Washington State Debates Insurance-Funded Abortion Bill
Senate Majority Leader Rodney Tom, D-Medina, speaks at a pro-choice rally on Feb. 18, 2013, in Olympia, Wash. in support of H.B. 1044. (AP Photo/Rachel La Corte)
Since the Affordable Care Act was enacted in 2010, at least 17 states have passed legislation that in some way restricts abortion coverage in their insurance exchanges, according to the National Conference of State Legislatures.
Yet in Washington state, legislators seems to be moving against the trend of conservative abortion opposition. In February, the “Reproductive Parity Act,” or H.B. 1044, passed in the Washington House by a vote of 54-43. The bill, which would require Washington health insurers to cover elective, also known as voluntary, abortions heads to the Senate next.
A backer in the Senate said on Monday that 25 out of 49 Senators have signed on to vote yes on the bill, should it reach the floor.
Forty-three years ago Washington legalized abortion by popular vote, three years ahead of Roe v. Wade. The chief executive officer of Planned Parenthood Votes Northwest, Elaine Rose, said the bill is important because it maintains access to abortion that Washington citizens have wanted and supported since 1970.
Angela Connelly, president of the Washington Women’s Network, spoke in opposition to the bill, saying that it forces those who are against abortion to participate in the system. The bill was amended to include an exemption for religious organizations, but opponents say the language is “vague” and will not provide those organizations real protection from providing coverage.
Language in the Affordable Care Act pushed by congressional Republicans mandates that insurance companies selling their plans on the state exchanges separate abortion funding from other health coverage. This rule would take effect next year. Supporters including Rose argue that most plans and carriers in Washington cover abortion now, and that the bill would simply uphold the status quo.
“It’s not expanding abortion coverage,” said Democratic Rep. Eileen Cody, primary sponsor of the bill. “It’s ensuring the rights of women to get what they’re paying for now and to continue their freedom of choice.”

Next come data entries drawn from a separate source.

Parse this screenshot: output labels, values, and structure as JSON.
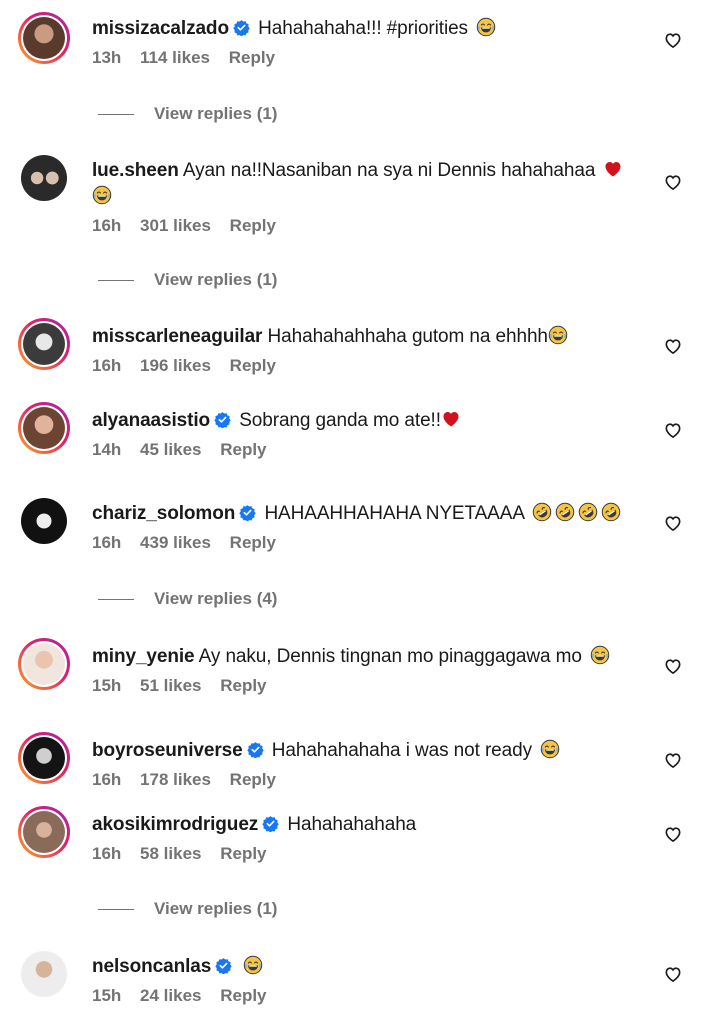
{
  "icons": {
    "verified": "verified-badge-icon",
    "like": "heart-outline-icon",
    "laugh": "tears-of-joy-emoji",
    "rofl": "rolling-laughing-emoji",
    "heart": "red-heart-emoji"
  },
  "colors": {
    "verified": "#1877f2",
    "meta": "#737373",
    "heart_red": "#d1121d",
    "emoji_yellow": "#f6c443"
  },
  "comments": [
    {
      "username": "missizacalzado",
      "verified": true,
      "text": "Hahahahaha!!! #priorities",
      "time": "13h",
      "likes": "114 likes",
      "reply": "Reply",
      "view_replies": "View replies (1)"
    },
    {
      "username": "lue.sheen",
      "verified": false,
      "text": "Ayan na!!Nasaniban na sya ni Dennis hahahahaa",
      "time": "16h",
      "likes": "301 likes",
      "reply": "Reply",
      "view_replies": "View replies (1)"
    },
    {
      "username": "misscarleneaguilar",
      "verified": false,
      "text": "Hahahahahhaha gutom na ehhhh",
      "time": "16h",
      "likes": "196 likes",
      "reply": "Reply"
    },
    {
      "username": "alyanaasistio",
      "verified": true,
      "text": "Sobrang ganda mo ate!!",
      "time": "14h",
      "likes": "45 likes",
      "reply": "Reply"
    },
    {
      "username": "chariz_solomon",
      "verified": true,
      "text": "HAHAAHHAHAHA NYETAAAA",
      "time": "16h",
      "likes": "439 likes",
      "reply": "Reply",
      "view_replies": "View replies (4)"
    },
    {
      "username": "miny_yenie",
      "verified": false,
      "text": "Ay naku, Dennis tingnan mo pinaggagawa mo",
      "time": "15h",
      "likes": "51 likes",
      "reply": "Reply"
    },
    {
      "username": "boyroseuniverse",
      "verified": true,
      "text": "Hahahahahaha i was not ready",
      "time": "16h",
      "likes": "178 likes",
      "reply": "Reply"
    },
    {
      "username": "akosikimrodriguez",
      "verified": true,
      "text": "Hahahahahaha",
      "time": "16h",
      "likes": "58 likes",
      "reply": "Reply",
      "view_replies": "View replies (1)"
    },
    {
      "username": "nelsoncanlas",
      "verified": true,
      "text": "",
      "time": "15h",
      "likes": "24 likes",
      "reply": "Reply"
    }
  ]
}
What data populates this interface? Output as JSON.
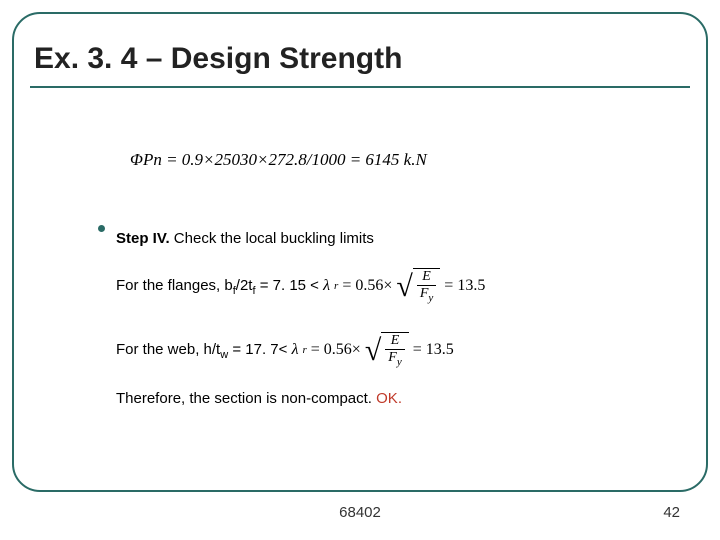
{
  "title": "Ex. 3. 4 – Design Strength",
  "eq_top": "ΦPn = 0.9×25030×272.8/1000 = 6145 k.N",
  "step": {
    "label": "Step IV.",
    "text": " Check the local buckling limits"
  },
  "flanges": {
    "prefix": "For the flanges, b",
    "sub1": "f",
    "mid1": "/2t",
    "sub2": "f",
    "mid2": " = 7. 15 < ",
    "lambda": "λ",
    "lambda_sub": "r",
    "eq": " = 0.56×",
    "E": "E",
    "Fy": "F",
    "Fy_sub": "y",
    "result": " = 13.5"
  },
  "web": {
    "prefix": "For the web, h/t",
    "sub1": "w",
    "mid": " = 17. 7< ",
    "lambda": "λ",
    "lambda_sub": "r",
    "eq": " = 0.56×",
    "E": "E",
    "Fy": "F",
    "Fy_sub": "y",
    "result": " = 13.5"
  },
  "therefore": {
    "text": "Therefore, the section is non-compact. ",
    "ok": "OK."
  },
  "footer": {
    "center": "68402",
    "right": "42"
  }
}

The likely success of this bill displays a stark contrast to the recent passage of a law in North Dakota, which forbids abortion as soon as a fetal heartbeat is detected – sometimes as early as six weeks into pregnancy.
(Photo Credit: Katu.com)